In a move that will help the country’s municipal bodies raise money for infrastructure projects, the Asian Development Bank (ADB) and the ministry of urban development are considering creating special purpose vehicles (SPVs) that will allow this. Under the country’s existing law, municipal bodies cannot borrow from multilateral lenders such as ADB and aid agencies.

ADB is meeting local administrations in Ahmedabad and Vadodara in Gujarat, and Jaipur in Rajasthan, according to an executive at the bank who did not wish to be identified. The institution is also looking to lend to a water supply project in Nagpur, Maharashtra.

Civic work on a New Delhi road. Most municipal bodies are in no shape to fund even small portions of development projects

“ADB has come forward to work for private sector participation (in such projects) also. They are exploring the special purpose vehicle route because current regulations do not allow urban local bodies (municipal administrations) to approach aid agencies for loans," urban development secretary M. Ramachandran said.

“The special purpose vehicle could also include a private sector partner."

However, both ADB and the municipal corporation will require several clearances from the finance ministry and the Reserve Bank of India, including one that the bank needs to extend sub-sovereign loans as those extended to entities other than state and the Union governments are called.

“The loans will be given purely on the credit rating or performance of the urban local body, so there is no sovereign guarantee issue," said an official at the ministry of finance who did not wish to be identified, adding: “They will require clearances to allow sub-sovereign loans though."

“So far, India has not allowed multilaterals (multilateral lending agencies) to lend to urban local bodies, although they have been negotiating (for this) for a long time," said O. P. Mathur, principal consultant with the National Institute of Public Finance and Policy (NIPFP). “Articles 292 and 293 of the Constitution do hint vaguely that this is possible, but it would require clearances from the ministry of finance."

However, in keeping with the 73rd amendment to the Constitution mandating decentralization of governance, the urban development ministry is supporting ADB—it wants urban local bodies to be allowed to float SPVs. This will allow them to borrow directly from lenders. Otherwise, they will have to route the loan through state governments.

Sekhar Bonu, senior urban development specialist (South Asia department), ADB, said the bank has been in touch with the department of econo-mic affairs (at the ministry of finance) and the ministry of urban development to make the SPV route possible.

However, he added that it could take as much as six months for the first such deals to be concluded. “Once one or two deals are struck, there will be a precedent and it will become easier to convince other cities," he said.

ADB is already working towards identifying bankable projects in the 63 mission cities covered by JNNURM. These cities have agreed to make their local management more efficient and transparent.

As part of the programme, all 63 cities are currently undergoing a credit rating exercise, which will identify where they fall short of governance parameters.

“The environment (for market-based borrowing) is very congenial right now," Bonu added. “We are basically trying to identify city corporations that have a good track record of fiscal management."

“Multilaterals such as the ADB are beginning to see the value in sub-sovereign loans.

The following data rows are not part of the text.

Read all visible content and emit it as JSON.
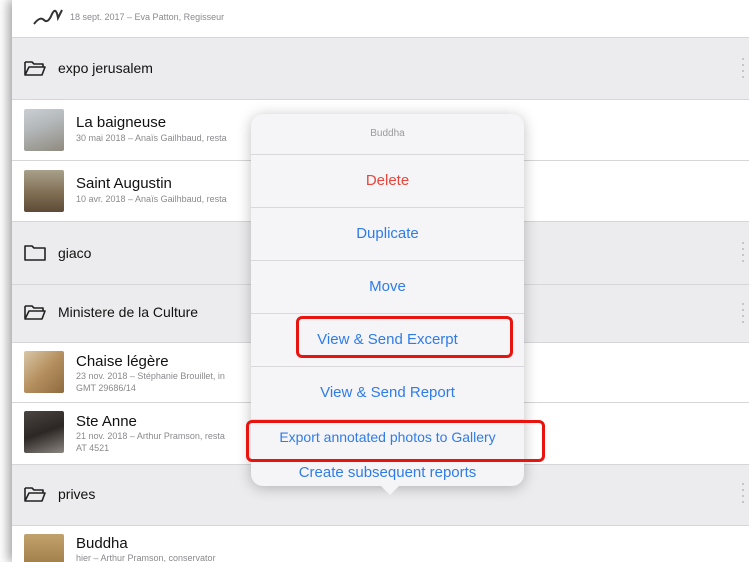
{
  "list": {
    "top_item": {
      "subtitle": "18 sept. 2017 – Eva Patton, Regisseur"
    },
    "folders": [
      {
        "name": "expo jerusalem"
      },
      {
        "name": "giaco"
      },
      {
        "name": "Ministere de la Culture"
      },
      {
        "name": "prives"
      }
    ],
    "items": [
      {
        "title": "La baigneuse",
        "subtitle": "30 mai 2018 – Anaïs Gailhbaud, resta"
      },
      {
        "title": "Saint Augustin",
        "subtitle": "10 avr. 2018 – Anaïs Gailhbaud, resta"
      },
      {
        "title": "Chaise légère",
        "subtitle": "23 nov. 2018 – Stéphanie Brouillet, in",
        "subtitle2": "GMT 29686/14"
      },
      {
        "title": "Ste Anne",
        "subtitle": "21 nov. 2018 – Arthur Pramson, resta",
        "subtitle2": "AT 4521"
      },
      {
        "title": "Buddha",
        "subtitle": "hier – Arthur Pramson, conservator"
      }
    ]
  },
  "popover": {
    "title": "Buddha",
    "actions": [
      {
        "label": "Delete"
      },
      {
        "label": "Duplicate"
      },
      {
        "label": "Move"
      },
      {
        "label": "View & Send Excerpt"
      },
      {
        "label": "View & Send Report"
      },
      {
        "label": "Export annotated photos to Gallery"
      },
      {
        "label": "Create subsequent reports"
      }
    ]
  },
  "colors": {
    "accent": "#2f7ce8",
    "destructive": "#e8453c",
    "highlight": "#e8140f",
    "folder_bg": "#ececee"
  },
  "icons": [
    "signature-icon",
    "folder-open-icon",
    "folder-icon",
    "more-dots-icon"
  ]
}
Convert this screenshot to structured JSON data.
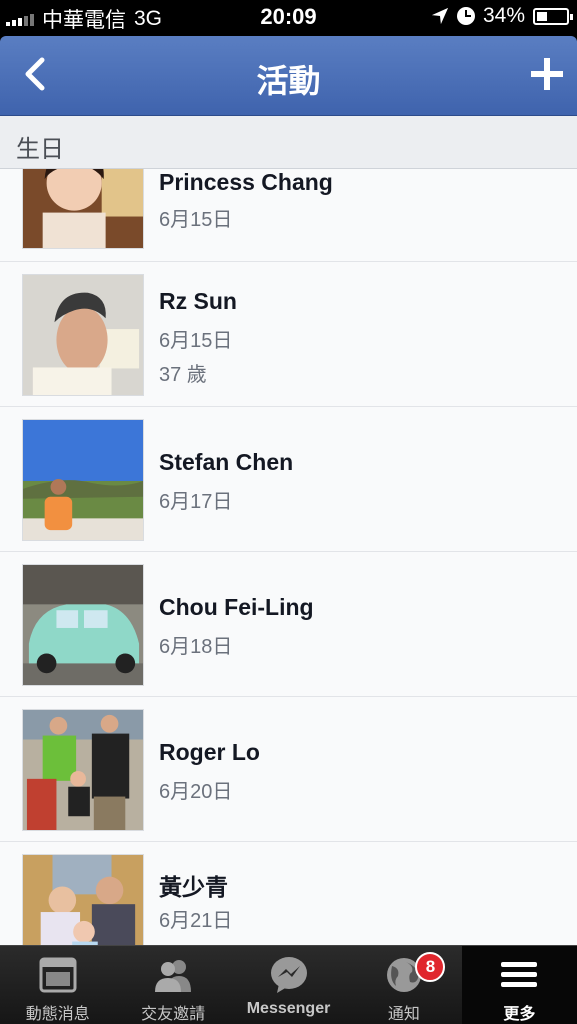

And the positive from this (for the local bodies) is that loans such as these have long dated maturities. And municipal debt has to be long dated—so multilaterals such as the ADB will fill that gap," said Ramesh Ramanathan, national technical advisor, JNNURM.

Analysts say floating SPVs would also insulate lenders from risks that are commonly associated with lending to municipal corporations.

Akash Deep Jyoti, head (corporate and infrastructure ratings), Crisil Ltd, a credit rating firm, said this route would allow lenders to better monitor the project, place “enabling covenants related to accounting" and enforce “restrictive covenants" on the utilization of revenues from the project in an attempt to prioritize loan repayment.